Lessons for Youth Day

It is fitting that we remember the seminal moments in our lives – especially our country’s. On Thursday, we commemorated the Student Revolt of 1976 – a pivotal moment that galvanised the revolution. Less than 20 years later, with a couple of states of emergency in between, we all watched in awe as Nelson Mandela become the first ever black president of this country.

In three weeks’ time we will mark the first anniversary of another inflection point for this country; perhaps the single most devastating spate of public violence ever seen in our history, the scope and scale of which had never been seen before but could well be eclipsed in our near future.

It will be interesting to see if there will be any speeches, any formal commemoration but probably not, it’s too soon – even a year afterwards – especially for the people of KZN who have been enduring a particular virulent trifecta of COVID,  corruption and conflict; a modern revisiting of the 10 plagues that brought Egypt to its knees.

It’s a fascinating counterpoint to another inflection point in another country, geographically far away yet very similar in many respects to our own. This week, public hearings in Washington deliberated on whether to indict Donald Trump for his incitement of the January 6 invasion of Congress last year by right wing Americans fed on a steady diet of misinformation, fear and hate – and the egregious hubris of a single man.

It’s taken them 18 months and for many Americans that’s far too long – even though the first convictions have been handed down and some of the most obvious ringleaders have begun serving jail sentences. Here in South Africa, no one has been tried. Not even the former private school boy filmed brazenly walking out of Woollies with groceries he’d looted to put into the boot of his Mercedes.

There has been plenty of smoke and mirrors, but those in charge of actually doing something about it have, in typical South African style, merely lurched from one crisis to another re-treading the same vacuous phrases but finding time to step out at celebrity functions. 

As for the ringleaders, they’ve still got their cell phones and they’re still tweeting – this time about a president and millions of dollars in his lounge which he definitely didn’t get for selling his birth right – and ours – to a family of grifters, unlike their dad.

In 1976, an oppressive government learnt that it could not suppress the youth, even if they were young and unarmed.

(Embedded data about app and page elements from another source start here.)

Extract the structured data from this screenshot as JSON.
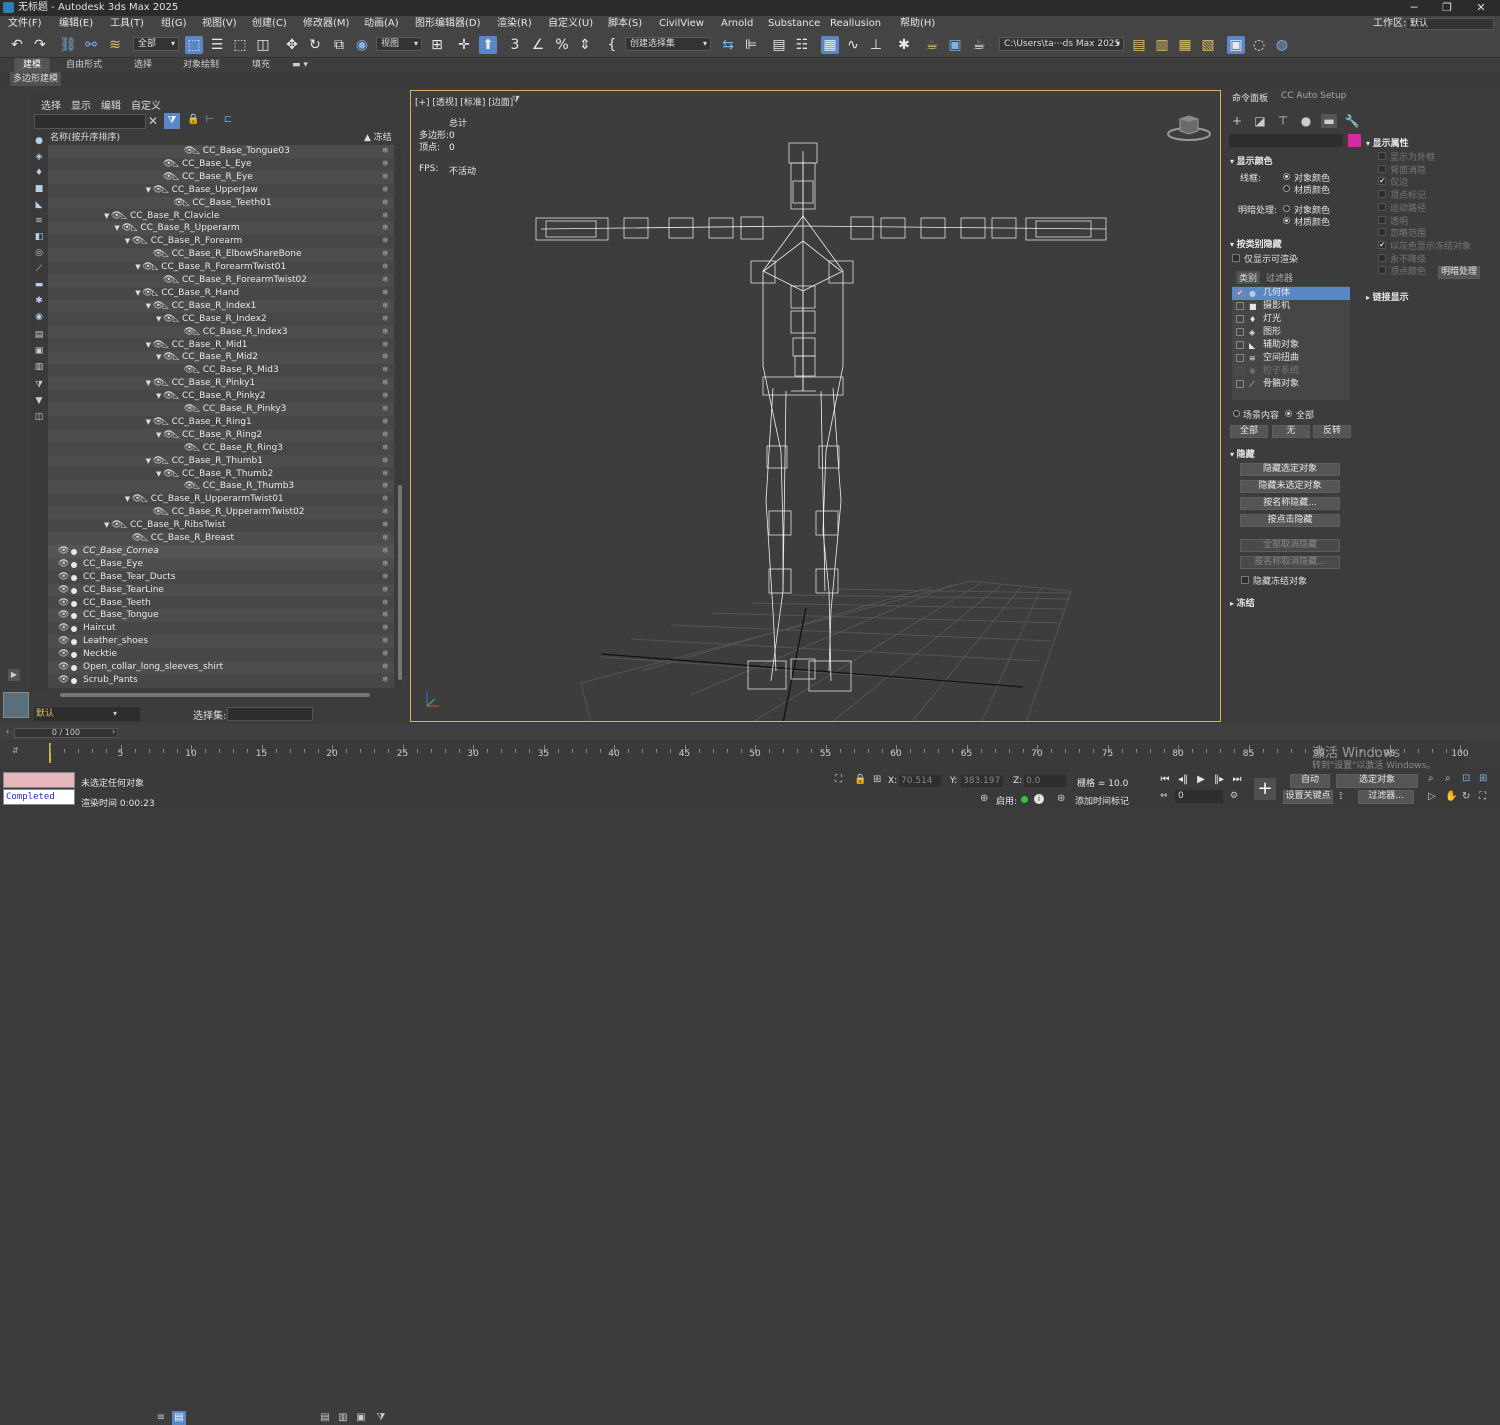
{
  "window": {
    "title": "无标题 - Autodesk 3ds Max 2025",
    "minimize": "─",
    "maximize": "❐",
    "close": "✕"
  },
  "menu": [
    "文件(F)",
    "编辑(E)",
    "工具(T)",
    "组(G)",
    "视图(V)",
    "创建(C)",
    "修改器(M)",
    "动画(A)",
    "图形编辑器(D)",
    "渲染(R)",
    "自定义(U)",
    "脚本(S)",
    "CivilView",
    "Arnold",
    "Substance",
    "Reallusion",
    "帮助(H)"
  ],
  "workspace": {
    "label": "工作区:",
    "value": "默认"
  },
  "toolbar": {
    "filter_select": "全部",
    "ref_coord_select": "视图",
    "named_selset": "创建选择集",
    "project_path": "C:\\Users\\ta⋯ds Max 2025"
  },
  "ribbon": {
    "tabs": [
      "建模",
      "自由形式",
      "选择",
      "对象绘制",
      "填充"
    ],
    "sub": "多边形建模"
  },
  "explorer": {
    "tabs": [
      "选择",
      "显示",
      "编辑",
      "自定义"
    ],
    "col_name": "名称(按升序排序)",
    "col_freeze": "▲ 冻结",
    "rows": [
      {
        "label": "CC_Base_Tongue03",
        "lvl": 12,
        "arrow": false,
        "type": "bone"
      },
      {
        "label": "CC_Base_L_Eye",
        "lvl": 10,
        "arrow": false,
        "type": "bone"
      },
      {
        "label": "CC_Base_R_Eye",
        "lvl": 10,
        "arrow": false,
        "type": "bone"
      },
      {
        "label": "CC_Base_UpperJaw",
        "lvl": 9,
        "arrow": true,
        "type": "bone"
      },
      {
        "label": "CC_Base_Teeth01",
        "lvl": 11,
        "arrow": false,
        "type": "bone"
      },
      {
        "label": "CC_Base_R_Clavicle",
        "lvl": 5,
        "arrow": true,
        "type": "bone"
      },
      {
        "label": "CC_Base_R_Upperarm",
        "lvl": 6,
        "arrow": true,
        "type": "bone"
      },
      {
        "label": "CC_Base_R_Forearm",
        "lvl": 7,
        "arrow": true,
        "type": "bone"
      },
      {
        "label": "CC_Base_R_ElbowShareBone",
        "lvl": 9,
        "arrow": false,
        "type": "bone"
      },
      {
        "label": "CC_Base_R_ForearmTwist01",
        "lvl": 8,
        "arrow": true,
        "type": "bone"
      },
      {
        "label": "CC_Base_R_ForearmTwist02",
        "lvl": 10,
        "arrow": false,
        "type": "bone"
      },
      {
        "label": "CC_Base_R_Hand",
        "lvl": 8,
        "arrow": true,
        "type": "bone"
      },
      {
        "label": "CC_Base_R_Index1",
        "lvl": 9,
        "arrow": true,
        "type": "bone"
      },
      {
        "label": "CC_Base_R_Index2",
        "lvl": 10,
        "arrow": true,
        "type": "bone"
      },
      {
        "label": "CC_Base_R_Index3",
        "lvl": 12,
        "arrow": false,
        "type": "bone"
      },
      {
        "label": "CC_Base_R_Mid1",
        "lvl": 9,
        "arrow": true,
        "type": "bone"
      },
      {
        "label": "CC_Base_R_Mid2",
        "lvl": 10,
        "arrow": true,
        "type": "bone"
      },
      {
        "label": "CC_Base_R_Mid3",
        "lvl": 12,
        "arrow": false,
        "type": "bone"
      },
      {
        "label": "CC_Base_R_Pinky1",
        "lvl": 9,
        "arrow": true,
        "type": "bone"
      },
      {
        "label": "CC_Base_R_Pinky2",
        "lvl": 10,
        "arrow": true,
        "type": "bone"
      },
      {
        "label": "CC_Base_R_Pinky3",
        "lvl": 12,
        "arrow": false,
        "type": "bone"
      },
      {
        "label": "CC_Base_R_Ring1",
        "lvl": 9,
        "arrow": true,
        "type": "bone"
      },
      {
        "label": "CC_Base_R_Ring2",
        "lvl": 10,
        "arrow": true,
        "type": "bone"
      },
      {
        "label": "CC_Base_R_Ring3",
        "lvl": 12,
        "arrow": false,
        "type": "bone"
      },
      {
        "label": "CC_Base_R_Thumb1",
        "lvl": 9,
        "arrow": true,
        "type": "bone"
      },
      {
        "label": "CC_Base_R_Thumb2",
        "lvl": 10,
        "arrow": true,
        "type": "bone"
      },
      {
        "label": "CC_Base_R_Thumb3",
        "lvl": 12,
        "arrow": false,
        "type": "bone"
      },
      {
        "label": "CC_Base_R_UpperarmTwist01",
        "lvl": 7,
        "arrow": true,
        "type": "bone"
      },
      {
        "label": "CC_Base_R_UpperarmTwist02",
        "lvl": 9,
        "arrow": false,
        "type": "bone"
      },
      {
        "label": "CC_Base_R_RibsTwist",
        "lvl": 5,
        "arrow": true,
        "type": "bone"
      },
      {
        "label": "CC_Base_R_Breast",
        "lvl": 7,
        "arrow": false,
        "type": "bone"
      },
      {
        "label": "CC_Base_Cornea",
        "lvl": 0,
        "arrow": false,
        "type": "geo",
        "italic": true
      },
      {
        "label": "CC_Base_Eye",
        "lvl": 0,
        "arrow": false,
        "type": "geo"
      },
      {
        "label": "CC_Base_Tear_Ducts",
        "lvl": 0,
        "arrow": false,
        "type": "geo"
      },
      {
        "label": "CC_Base_TearLine",
        "lvl": 0,
        "arrow": false,
        "type": "geo"
      },
      {
        "label": "CC_Base_Teeth",
        "lvl": 0,
        "arrow": false,
        "type": "geo"
      },
      {
        "label": "CC_Base_Tongue",
        "lvl": 0,
        "arrow": false,
        "type": "geo"
      },
      {
        "label": "Haircut",
        "lvl": 0,
        "arrow": false,
        "type": "geo"
      },
      {
        "label": "Leather_shoes",
        "lvl": 0,
        "arrow": false,
        "type": "geo"
      },
      {
        "label": "Necktie",
        "lvl": 0,
        "arrow": false,
        "type": "geo"
      },
      {
        "label": "Open_collar_long_sleeves_shirt",
        "lvl": 0,
        "arrow": false,
        "type": "geo"
      },
      {
        "label": "Scrub_Pants",
        "lvl": 0,
        "arrow": false,
        "type": "geo"
      }
    ]
  },
  "layer": {
    "name": "默认",
    "selset_label": "选择集:"
  },
  "viewport": {
    "label": "[+] [透视] [标准] [边面]",
    "stats_title": "总计",
    "polys_label": "多边形:",
    "polys": "0",
    "verts_label": "顶点:",
    "verts": "0",
    "fps_label": "FPS:",
    "fps": "不活动"
  },
  "cmd": {
    "tab1": "命令面板",
    "tab2": "CC Auto Setup",
    "display_color": {
      "title": "显示颜色",
      "wire_label": "线框:",
      "shade_label": "明暗处理:",
      "opt1": "对象颜色",
      "opt2": "材质颜色"
    },
    "hide_by_cat": {
      "title": "按类别隐藏",
      "render_only": "仅显示可渲染",
      "tab_cat": "类别",
      "tab_filter": "过滤器",
      "cats": [
        "几何体",
        "摄影机",
        "灯光",
        "图形",
        "辅助对象",
        "空间扭曲",
        "粒子系统",
        "骨骼对象"
      ],
      "scene_content": "场景内容",
      "all": "全部",
      "btn_all": "全部",
      "btn_none": "无",
      "btn_invert": "反转"
    },
    "hide": {
      "title": "隐藏",
      "buttons": [
        "隐藏选定对象",
        "隐藏未选定对象",
        "按名称隐藏...",
        "按点击隐藏",
        "全部取消隐藏",
        "按名称取消隐藏..."
      ],
      "hide_frozen": "隐藏冻结对象"
    },
    "freeze": {
      "title": "冻结"
    },
    "disp_props": {
      "title": "显示属性",
      "items": [
        "显示为外框",
        "背面消隐",
        "仅边",
        "顶点标记",
        "运动路径",
        "透明",
        "忽略范围",
        "以灰色显示冻结对象",
        "永不降级",
        "顶点颜色"
      ],
      "shade_btn": "明暗处理"
    },
    "link_display": {
      "title": "链接显示"
    }
  },
  "timeline": {
    "slider": "0 / 100",
    "ticks": [
      0,
      5,
      10,
      15,
      20,
      25,
      30,
      35,
      40,
      45,
      50,
      55,
      60,
      65,
      70,
      75,
      80,
      85,
      90,
      95,
      100
    ]
  },
  "status": {
    "msg1": "未选定任何对象",
    "msg2": "渲染时间  0:00:23",
    "script_out": "Completed",
    "x_label": "X:",
    "x": "70.514",
    "y_label": "Y:",
    "y": "383.197",
    "z_label": "Z:",
    "z": "0.0",
    "grid": "栅格 = 10.0",
    "enable": "启用:",
    "addkey": "添加时间标记",
    "auto": "自动",
    "selobj": "选定对象",
    "setkey": "设置关键点",
    "filters": "过滤器...",
    "frame": "0"
  },
  "watermark": {
    "line1": "激活 Windows",
    "line2": "转到\"设置\"以激活 Windows。"
  }
}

It was a lesson that good would ultimately prevail. Two generations on we don’t have that guarantee anymore: the battle lines are blurred. 

Opinion has become news. Fake news has become truth. The tenderpreneurs, the anti-vaxxers and the flat earthers are now the oppressed, a properly elected government is the enemy and the damage to property, infrastructure and our national psyche from last year incalculable – and that’s just in America.

Here at home, we’re trashing the dream of the Young Lions of 76. And we manage to plumb new depths with every June 16 that rolls around.

Originally published in the Saturday Star on 18 June 2022.